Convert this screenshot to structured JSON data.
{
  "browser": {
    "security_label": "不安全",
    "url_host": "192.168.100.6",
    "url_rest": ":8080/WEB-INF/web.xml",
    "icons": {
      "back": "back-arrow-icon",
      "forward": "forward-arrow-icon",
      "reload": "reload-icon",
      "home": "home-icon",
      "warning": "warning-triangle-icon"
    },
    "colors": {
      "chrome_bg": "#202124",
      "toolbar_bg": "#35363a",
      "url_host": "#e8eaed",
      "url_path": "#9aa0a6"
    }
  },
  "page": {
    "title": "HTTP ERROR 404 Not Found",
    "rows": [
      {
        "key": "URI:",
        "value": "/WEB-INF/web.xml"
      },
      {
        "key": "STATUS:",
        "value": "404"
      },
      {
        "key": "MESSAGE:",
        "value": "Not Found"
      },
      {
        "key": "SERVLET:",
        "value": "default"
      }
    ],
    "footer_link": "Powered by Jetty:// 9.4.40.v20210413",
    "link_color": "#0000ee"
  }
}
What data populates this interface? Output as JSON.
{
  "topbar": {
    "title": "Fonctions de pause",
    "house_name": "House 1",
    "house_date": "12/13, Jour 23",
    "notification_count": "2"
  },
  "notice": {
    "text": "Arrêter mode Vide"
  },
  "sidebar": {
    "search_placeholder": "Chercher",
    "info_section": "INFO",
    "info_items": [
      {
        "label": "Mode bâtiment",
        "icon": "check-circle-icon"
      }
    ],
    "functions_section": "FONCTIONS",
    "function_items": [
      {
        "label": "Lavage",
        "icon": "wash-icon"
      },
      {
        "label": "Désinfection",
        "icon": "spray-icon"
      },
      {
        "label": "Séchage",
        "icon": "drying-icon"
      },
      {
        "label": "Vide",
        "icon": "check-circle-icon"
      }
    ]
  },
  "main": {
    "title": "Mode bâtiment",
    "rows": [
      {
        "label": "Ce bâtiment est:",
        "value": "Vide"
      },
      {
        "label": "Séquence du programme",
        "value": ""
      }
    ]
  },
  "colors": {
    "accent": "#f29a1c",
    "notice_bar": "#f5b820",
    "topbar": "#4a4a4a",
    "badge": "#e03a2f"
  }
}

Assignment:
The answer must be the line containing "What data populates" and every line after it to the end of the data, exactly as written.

Finished exercise:
What data populates this interface? Output as JSON.
{
  "topbar": {
    "title": "Fonctions de pause",
    "house_name": "House 1",
    "house_date": "12/13, Jour 23",
    "notification_count": "2"
  },
  "notice": {
    "text": "Arrêter mode Vide"
  },
  "sidebar": {
    "search_placeholder": "Chercher",
    "info_section": "INFO",
    "info_items": [
      {
        "label": "Mode bâtiment",
        "icon": "check-circle-icon"
      }
    ],
    "functions_section": "FONCTIONS",
    "function_items": [
      {
        "label": "Lavage",
        "icon": "wash-icon"
      },
      {
        "label": "Désinfection",
        "icon": "spray-icon"
      },
      {
        "label": "Séchage",
        "icon": "drying-icon"
      },
      {
        "label": "Vide",
        "icon": "check-circle-icon"
      }
    ]
  },
  "main": {
    "title": "Mode bâtiment",
    "rows": [
      {
        "label": "Ce bâtiment est:",
        "value": "Vide"
      },
      {
        "label": "Séquence du programme",
        "value": ""
      }
    ]
  },
  "colors": {
    "accent": "#f29a1c",
    "notice_bar": "#f5b820",
    "topbar": "#4a4a4a",
    "badge": "#e03a2f"
  }
}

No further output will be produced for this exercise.